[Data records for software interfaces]

* * * *

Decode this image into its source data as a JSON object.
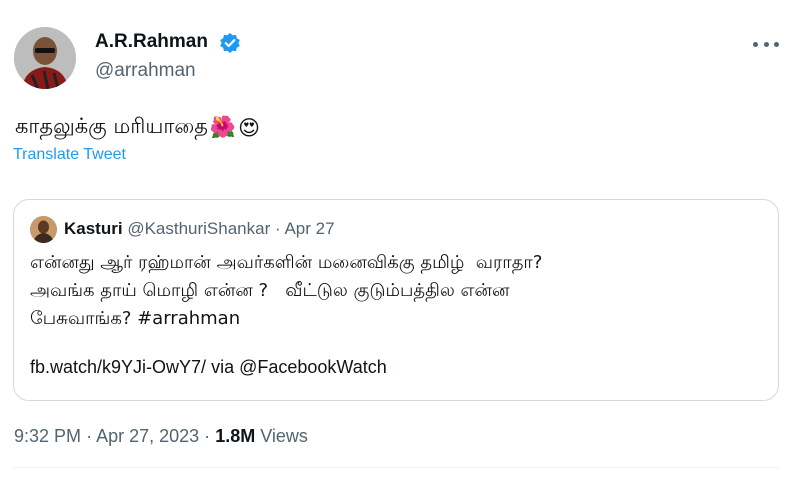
{
  "tweet": {
    "author_name": "A.R.Rahman",
    "author_handle": "@arrahman",
    "verified_icon": "verified-badge-icon",
    "more_icon": "more-options-icon",
    "text": "காதலுக்கு மரியாதை",
    "emojis": [
      "🌺",
      "😍"
    ],
    "translate_label": "Translate Tweet",
    "time": "9:32 PM",
    "sep": "·",
    "date": "Apr 27, 2023",
    "views_count": "1.8M",
    "views_label": "Views"
  },
  "quote": {
    "author_name": "Kasturi",
    "author_handle": "@KasthuriShankar",
    "sep": "·",
    "date": "Apr 27",
    "lines": [
      "என்னது ஆர் ரஹ்மான் அவர்களின் மனைவிக்கு தமிழ்  வராதா?",
      "அவங்க தாய் மொழி என்ன ?   வீட்டுல குடும்பத்தில என்ன",
      "பேசுவாங்க? #arrahman"
    ],
    "link_text": "fb.watch/k9YJi-OwY7/ via @FacebookWatch"
  },
  "colors": {
    "accent": "#1d9bf0",
    "text": "#0f1419",
    "muted": "#536471",
    "border": "#cfd9de"
  }
}
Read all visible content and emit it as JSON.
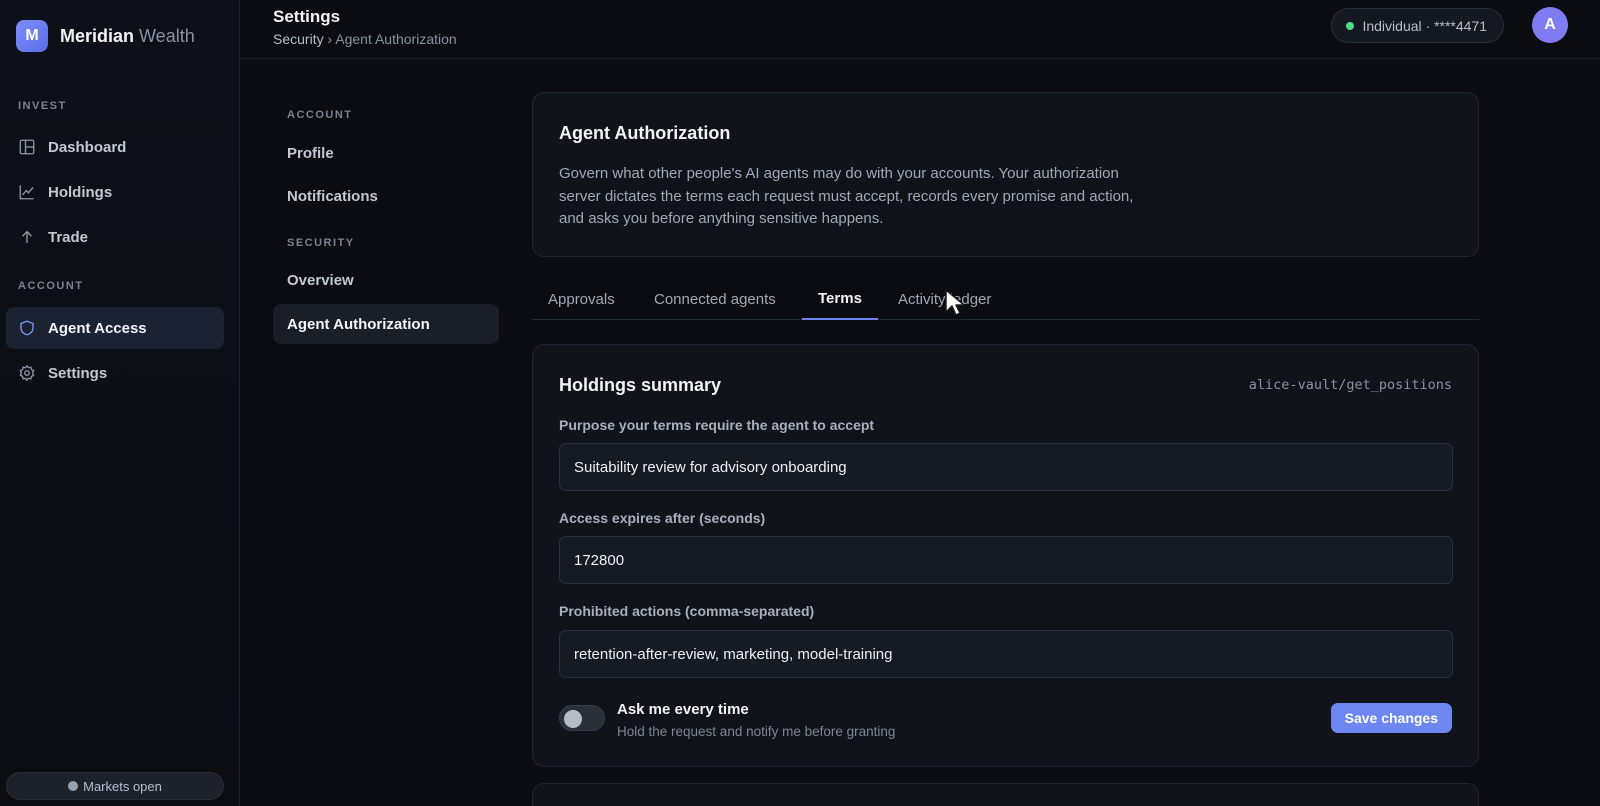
{
  "brand": {
    "logo_letter": "M",
    "name": "Meridian",
    "suffix": "Wealth"
  },
  "sidebar": {
    "sections": [
      "INVEST",
      "ACCOUNT"
    ],
    "items": [
      {
        "label": "Dashboard",
        "icon": "dashboard-icon"
      },
      {
        "label": "Holdings",
        "icon": "chart-line-icon"
      },
      {
        "label": "Trade",
        "icon": "arrow-up-icon"
      },
      {
        "label": "Agent Access",
        "icon": "shield-icon",
        "active": true
      },
      {
        "label": "Settings",
        "icon": "gear-icon"
      }
    ],
    "status": "Markets open"
  },
  "header": {
    "title": "Settings",
    "breadcrumb": [
      "Security",
      "Agent Authorization"
    ],
    "breadcrumb_sep": "›",
    "account": "Individual · ****4471",
    "avatar": "A"
  },
  "settings_nav": {
    "sections": [
      "ACCOUNT",
      "SECURITY"
    ],
    "items": [
      {
        "label": "Profile"
      },
      {
        "label": "Notifications"
      },
      {
        "label": "Overview"
      },
      {
        "label": "Agent Authorization",
        "active": true
      }
    ]
  },
  "intro": {
    "title": "Agent Authorization",
    "description": "Govern what other people's AI agents may do with your accounts. Your authorization server dictates the terms each request must accept, records every promise and action, and asks you before anything sensitive happens."
  },
  "tabs": [
    {
      "label": "Approvals"
    },
    {
      "label": "Connected agents"
    },
    {
      "label": "Terms",
      "active": true
    },
    {
      "label": "Activity ledger"
    }
  ],
  "terms": {
    "title": "Holdings summary",
    "tool": "alice-vault/get_positions",
    "purpose_label": "Purpose your terms require the agent to accept",
    "purpose_value": "Suitability review for advisory onboarding",
    "expiry_label": "Access expires after (seconds)",
    "expiry_value": "172800",
    "prohibited_label": "Prohibited actions (comma-separated)",
    "prohibited_value": "retention-after-review, marketing, model-training",
    "ask_label": "Ask me every time",
    "ask_hint": "Hold the request and notify me before granting",
    "ask_enabled": false,
    "save_label": "Save changes"
  },
  "colors": {
    "accent": "#6c86f2",
    "status_ok": "#4ade80",
    "avatar": "#7f7cf3"
  }
}
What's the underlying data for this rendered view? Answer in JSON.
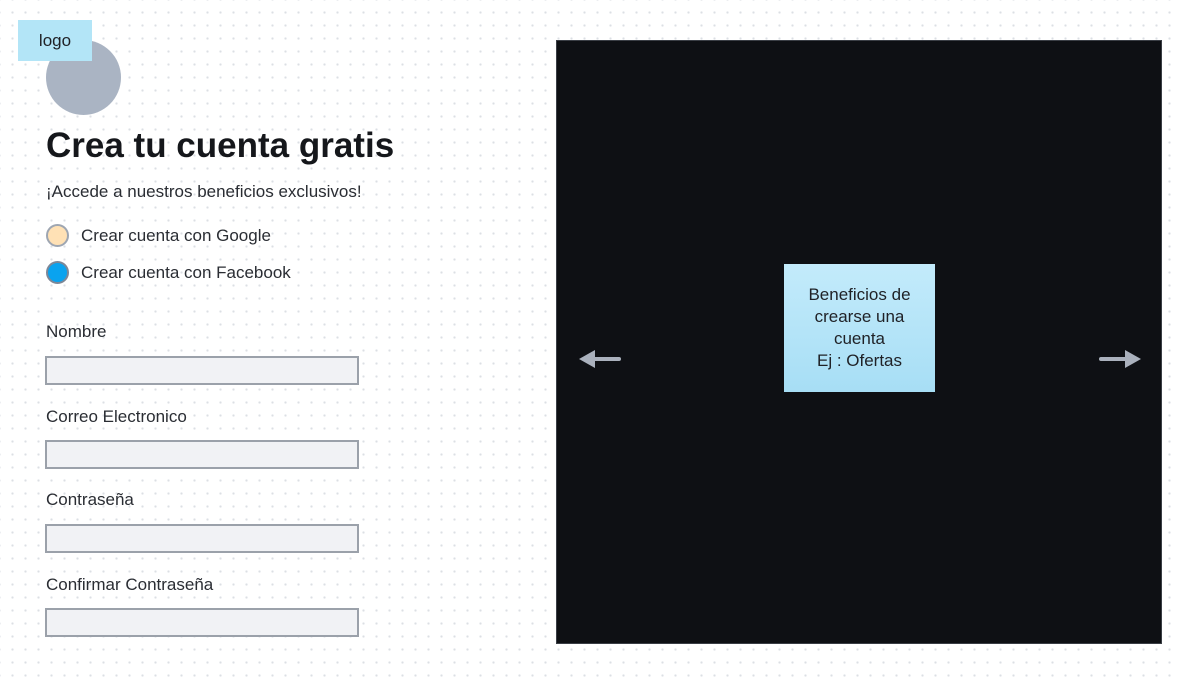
{
  "logo": {
    "label": "logo"
  },
  "header": {
    "title": "Crea tu cuenta gratis",
    "subtitle": "¡Accede a nuestros beneficios exclusivos!"
  },
  "social": {
    "google_label": "Crear cuenta con Google",
    "facebook_label": "Crear cuenta con Facebook"
  },
  "form": {
    "fields": [
      {
        "label": "Nombre",
        "value": ""
      },
      {
        "label": "Correo Electronico",
        "value": ""
      },
      {
        "label": "Contraseña",
        "value": ""
      },
      {
        "label": "Confirmar Contraseña",
        "value": ""
      }
    ]
  },
  "carousel": {
    "card_lines": [
      "Beneficios de",
      "crearse una",
      "cuenta",
      "Ej : Ofertas"
    ],
    "prev_icon": "arrow-left-icon",
    "next_icon": "arrow-right-icon"
  },
  "colors": {
    "note_blue": "#b3e5f7",
    "logo_gray": "#aab4c3",
    "carousel_bg": "#0e1014",
    "google_radio": "#ffe1b5",
    "facebook_radio": "#0aa3ef",
    "arrow_gray": "#aab1bd"
  }
}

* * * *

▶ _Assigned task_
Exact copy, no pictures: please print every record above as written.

▶ _Output of the task_
Decode this image into its source data as a JSON object.
{
  "tweet": {
    "author_name": "A.R.Rahman",
    "author_handle": "@arrahman",
    "verified_icon": "verified-badge-icon",
    "more_icon": "more-options-icon",
    "text": "காதலுக்கு மரியாதை",
    "emojis": [
      "🌺",
      "😍"
    ],
    "translate_label": "Translate Tweet",
    "time": "9:32 PM",
    "sep": "·",
    "date": "Apr 27, 2023",
    "views_count": "1.8M",
    "views_label": "Views"
  },
  "quote": {
    "author_name": "Kasturi",
    "author_handle": "@KasthuriShankar",
    "sep": "·",
    "date": "Apr 27",
    "lines": [
      "என்னது ஆர் ரஹ்மான் அவர்களின் மனைவிக்கு தமிழ்  வராதா?",
      "அவங்க தாய் மொழி என்ன ?   வீட்டுல குடும்பத்தில என்ன",
      "பேசுவாங்க? #arrahman"
    ],
    "link_text": "fb.watch/k9YJi-OwY7/ via @FacebookWatch"
  },
  "colors": {
    "accent": "#1d9bf0",
    "text": "#0f1419",
    "muted": "#536471",
    "border": "#cfd9de"
  }
}
Read all visible content and emit it as JSON.
{
  "brand": {
    "logo_letter": "M",
    "name": "Meridian",
    "suffix": "Wealth"
  },
  "sidebar": {
    "sections": [
      "INVEST",
      "ACCOUNT"
    ],
    "items": [
      {
        "label": "Dashboard",
        "icon": "dashboard-icon"
      },
      {
        "label": "Holdings",
        "icon": "chart-line-icon"
      },
      {
        "label": "Trade",
        "icon": "arrow-up-icon"
      },
      {
        "label": "Agent Access",
        "icon": "shield-icon",
        "active": true
      },
      {
        "label": "Settings",
        "icon": "gear-icon"
      }
    ],
    "status": "Markets open"
  },
  "header": {
    "title": "Settings",
    "breadcrumb": [
      "Security",
      "Agent Authorization"
    ],
    "breadcrumb_sep": "›",
    "account": "Individual · ****4471",
    "avatar": "A"
  },
  "settings_nav": {
    "sections": [
      "ACCOUNT",
      "SECURITY"
    ],
    "items": [
      {
        "label": "Profile"
      },
      {
        "label": "Notifications"
      },
      {
        "label": "Overview"
      },
      {
        "label": "Agent Authorization",
        "active": true
      }
    ]
  },
  "intro": {
    "title": "Agent Authorization",
    "description": "Govern what other people's AI agents may do with your accounts. Your authorization server dictates the terms each request must accept, records every promise and action, and asks you before anything sensitive happens."
  },
  "tabs": [
    {
      "label": "Approvals"
    },
    {
      "label": "Connected agents"
    },
    {
      "label": "Terms",
      "active": true
    },
    {
      "label": "Activity ledger"
    }
  ],
  "terms": {
    "title": "Holdings summary",
    "tool": "alice-vault/get_positions",
    "purpose_label": "Purpose your terms require the agent to accept",
    "purpose_value": "Suitability review for advisory onboarding",
    "expiry_label": "Access expires after (seconds)",
    "expiry_value": "172800",
    "prohibited_label": "Prohibited actions (comma-separated)",
    "prohibited_value": "retention-after-review, marketing, model-training",
    "ask_label": "Ask me every time",
    "ask_hint": "Hold the request and notify me before granting",
    "ask_enabled": false,
    "save_label": "Save changes"
  },
  "colors": {
    "accent": "#6c86f2",
    "status_ok": "#4ade80",
    "avatar": "#7f7cf3"
  }
}
What's the underlying data for this rendered view? Answer in JSON.
{
  "logo": {
    "label": "logo"
  },
  "header": {
    "title": "Crea tu cuenta gratis",
    "subtitle": "¡Accede a nuestros beneficios exclusivos!"
  },
  "social": {
    "google_label": "Crear cuenta con Google",
    "facebook_label": "Crear cuenta con Facebook"
  },
  "form": {
    "fields": [
      {
        "label": "Nombre",
        "value": ""
      },
      {
        "label": "Correo Electronico",
        "value": ""
      },
      {
        "label": "Contraseña",
        "value": ""
      },
      {
        "label": "Confirmar Contraseña",
        "value": ""
      }
    ]
  },
  "carousel": {
    "card_lines": [
      "Beneficios de",
      "crearse una",
      "cuenta",
      "Ej : Ofertas"
    ],
    "prev_icon": "arrow-left-icon",
    "next_icon": "arrow-right-icon"
  },
  "colors": {
    "note_blue": "#b3e5f7",
    "logo_gray": "#aab4c3",
    "carousel_bg": "#0e1014",
    "google_radio": "#ffe1b5",
    "facebook_radio": "#0aa3ef",
    "arrow_gray": "#aab1bd"
  }
}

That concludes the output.